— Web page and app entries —
+ + + + + + +

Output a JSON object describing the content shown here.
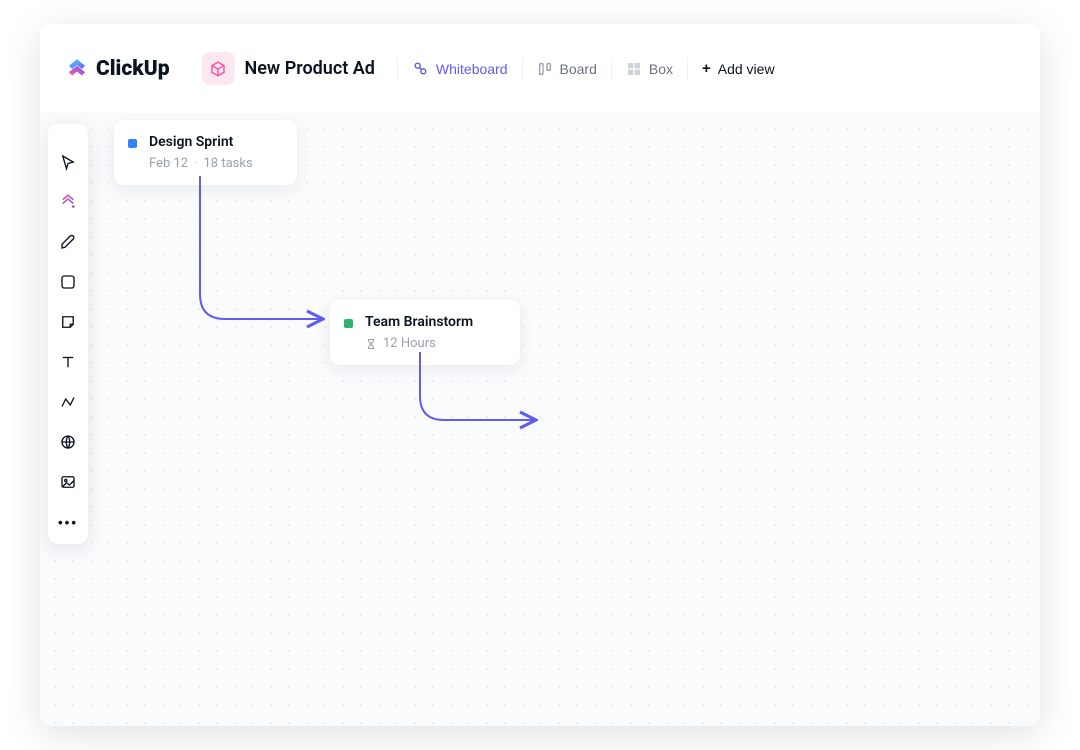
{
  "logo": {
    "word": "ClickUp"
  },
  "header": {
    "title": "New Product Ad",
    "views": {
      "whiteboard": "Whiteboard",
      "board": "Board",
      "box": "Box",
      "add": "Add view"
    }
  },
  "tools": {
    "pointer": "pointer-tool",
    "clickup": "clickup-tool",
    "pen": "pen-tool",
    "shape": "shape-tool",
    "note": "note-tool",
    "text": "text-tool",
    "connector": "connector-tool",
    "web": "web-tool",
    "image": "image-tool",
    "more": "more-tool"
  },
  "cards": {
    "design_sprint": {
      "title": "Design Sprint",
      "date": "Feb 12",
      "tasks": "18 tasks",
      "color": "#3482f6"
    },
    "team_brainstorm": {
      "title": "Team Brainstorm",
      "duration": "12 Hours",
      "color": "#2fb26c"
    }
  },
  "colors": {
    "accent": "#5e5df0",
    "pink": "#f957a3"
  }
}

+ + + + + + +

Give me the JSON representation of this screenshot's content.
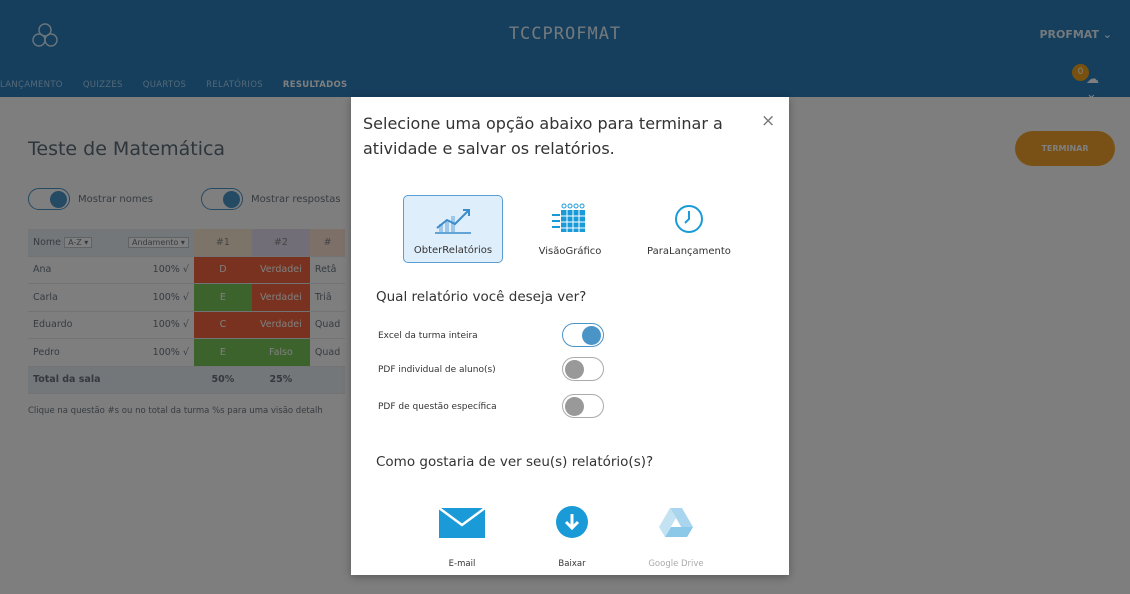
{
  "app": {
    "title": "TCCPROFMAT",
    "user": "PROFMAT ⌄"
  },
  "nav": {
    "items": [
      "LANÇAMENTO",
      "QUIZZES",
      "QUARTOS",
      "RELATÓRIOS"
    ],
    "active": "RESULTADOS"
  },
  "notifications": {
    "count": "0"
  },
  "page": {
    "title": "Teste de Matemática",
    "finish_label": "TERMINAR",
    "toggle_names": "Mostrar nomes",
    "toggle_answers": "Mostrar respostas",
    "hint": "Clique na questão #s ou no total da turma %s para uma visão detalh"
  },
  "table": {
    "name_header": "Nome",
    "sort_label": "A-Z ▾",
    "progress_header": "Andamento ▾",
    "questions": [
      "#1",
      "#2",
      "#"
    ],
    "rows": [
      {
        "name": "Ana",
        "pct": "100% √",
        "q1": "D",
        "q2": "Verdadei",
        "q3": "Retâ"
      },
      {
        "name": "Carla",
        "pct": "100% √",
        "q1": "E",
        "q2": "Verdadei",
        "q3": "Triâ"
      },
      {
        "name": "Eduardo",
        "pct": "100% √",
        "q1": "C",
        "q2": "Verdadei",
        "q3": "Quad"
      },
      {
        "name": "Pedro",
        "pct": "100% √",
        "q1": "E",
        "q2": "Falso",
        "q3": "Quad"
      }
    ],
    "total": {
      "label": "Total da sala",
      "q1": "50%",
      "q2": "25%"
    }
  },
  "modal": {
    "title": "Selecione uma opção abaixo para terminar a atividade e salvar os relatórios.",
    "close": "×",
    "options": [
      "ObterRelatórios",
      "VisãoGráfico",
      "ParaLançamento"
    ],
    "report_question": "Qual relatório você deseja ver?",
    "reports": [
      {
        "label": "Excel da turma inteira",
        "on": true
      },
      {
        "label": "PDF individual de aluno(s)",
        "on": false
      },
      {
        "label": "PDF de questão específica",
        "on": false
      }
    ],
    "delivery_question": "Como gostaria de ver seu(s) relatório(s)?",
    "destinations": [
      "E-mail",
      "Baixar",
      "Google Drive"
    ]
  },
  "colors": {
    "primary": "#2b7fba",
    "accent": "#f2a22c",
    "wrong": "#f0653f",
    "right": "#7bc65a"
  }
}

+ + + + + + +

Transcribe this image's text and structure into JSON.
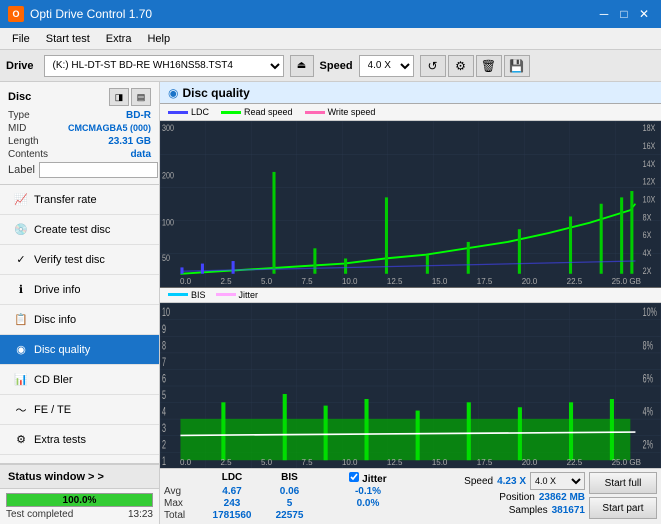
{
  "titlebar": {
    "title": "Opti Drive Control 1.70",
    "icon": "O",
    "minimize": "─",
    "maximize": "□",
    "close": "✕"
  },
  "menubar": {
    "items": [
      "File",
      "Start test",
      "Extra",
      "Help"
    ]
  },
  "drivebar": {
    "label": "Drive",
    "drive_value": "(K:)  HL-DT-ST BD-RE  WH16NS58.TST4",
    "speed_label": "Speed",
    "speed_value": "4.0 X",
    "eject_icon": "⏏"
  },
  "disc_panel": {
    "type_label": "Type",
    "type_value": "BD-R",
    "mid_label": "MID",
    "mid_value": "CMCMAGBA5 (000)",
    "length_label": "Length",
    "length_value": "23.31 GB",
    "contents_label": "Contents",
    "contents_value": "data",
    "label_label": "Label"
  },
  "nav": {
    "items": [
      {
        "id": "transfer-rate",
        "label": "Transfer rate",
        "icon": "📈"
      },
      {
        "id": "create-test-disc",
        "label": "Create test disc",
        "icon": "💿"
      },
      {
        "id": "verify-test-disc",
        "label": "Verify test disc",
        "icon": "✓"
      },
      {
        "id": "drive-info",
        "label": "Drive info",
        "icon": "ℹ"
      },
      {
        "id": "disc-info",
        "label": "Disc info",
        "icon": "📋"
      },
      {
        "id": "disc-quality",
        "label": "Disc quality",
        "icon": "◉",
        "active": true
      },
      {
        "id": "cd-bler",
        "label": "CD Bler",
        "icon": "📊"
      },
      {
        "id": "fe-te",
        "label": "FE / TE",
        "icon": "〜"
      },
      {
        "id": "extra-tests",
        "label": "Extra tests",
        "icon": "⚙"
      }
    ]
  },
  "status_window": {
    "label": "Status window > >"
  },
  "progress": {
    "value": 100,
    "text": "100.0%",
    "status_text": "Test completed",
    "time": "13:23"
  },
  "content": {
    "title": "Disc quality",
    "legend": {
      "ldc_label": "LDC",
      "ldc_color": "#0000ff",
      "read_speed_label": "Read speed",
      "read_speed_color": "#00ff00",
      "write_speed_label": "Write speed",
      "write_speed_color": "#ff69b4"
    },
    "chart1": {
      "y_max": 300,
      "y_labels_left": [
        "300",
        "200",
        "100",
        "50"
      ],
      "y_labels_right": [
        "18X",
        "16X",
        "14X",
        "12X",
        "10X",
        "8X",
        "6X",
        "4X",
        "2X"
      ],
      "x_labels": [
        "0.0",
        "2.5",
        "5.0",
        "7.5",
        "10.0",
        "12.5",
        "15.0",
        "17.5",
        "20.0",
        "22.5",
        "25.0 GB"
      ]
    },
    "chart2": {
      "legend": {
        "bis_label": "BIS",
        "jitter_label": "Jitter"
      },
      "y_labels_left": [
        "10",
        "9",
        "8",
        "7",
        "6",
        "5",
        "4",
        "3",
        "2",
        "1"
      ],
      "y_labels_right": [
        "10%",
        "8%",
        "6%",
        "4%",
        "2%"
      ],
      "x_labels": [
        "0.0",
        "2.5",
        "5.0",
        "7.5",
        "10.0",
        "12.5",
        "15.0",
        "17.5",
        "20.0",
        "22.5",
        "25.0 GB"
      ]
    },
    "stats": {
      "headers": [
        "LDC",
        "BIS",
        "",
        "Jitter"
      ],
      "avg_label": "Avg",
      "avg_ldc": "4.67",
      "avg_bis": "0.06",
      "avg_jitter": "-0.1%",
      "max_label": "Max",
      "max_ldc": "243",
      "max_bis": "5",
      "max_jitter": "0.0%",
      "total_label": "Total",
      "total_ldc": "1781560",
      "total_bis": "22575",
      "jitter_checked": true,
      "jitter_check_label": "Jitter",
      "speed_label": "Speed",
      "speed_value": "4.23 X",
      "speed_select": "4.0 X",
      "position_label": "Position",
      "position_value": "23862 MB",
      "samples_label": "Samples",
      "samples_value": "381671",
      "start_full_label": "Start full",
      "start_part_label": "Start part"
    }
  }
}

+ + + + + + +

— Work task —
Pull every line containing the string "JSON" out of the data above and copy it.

— Response below —
Output a JSON object describing the content shown here.
Give me the JSON representation of this screenshot's content.
Transcribe this image's text and structure into JSON.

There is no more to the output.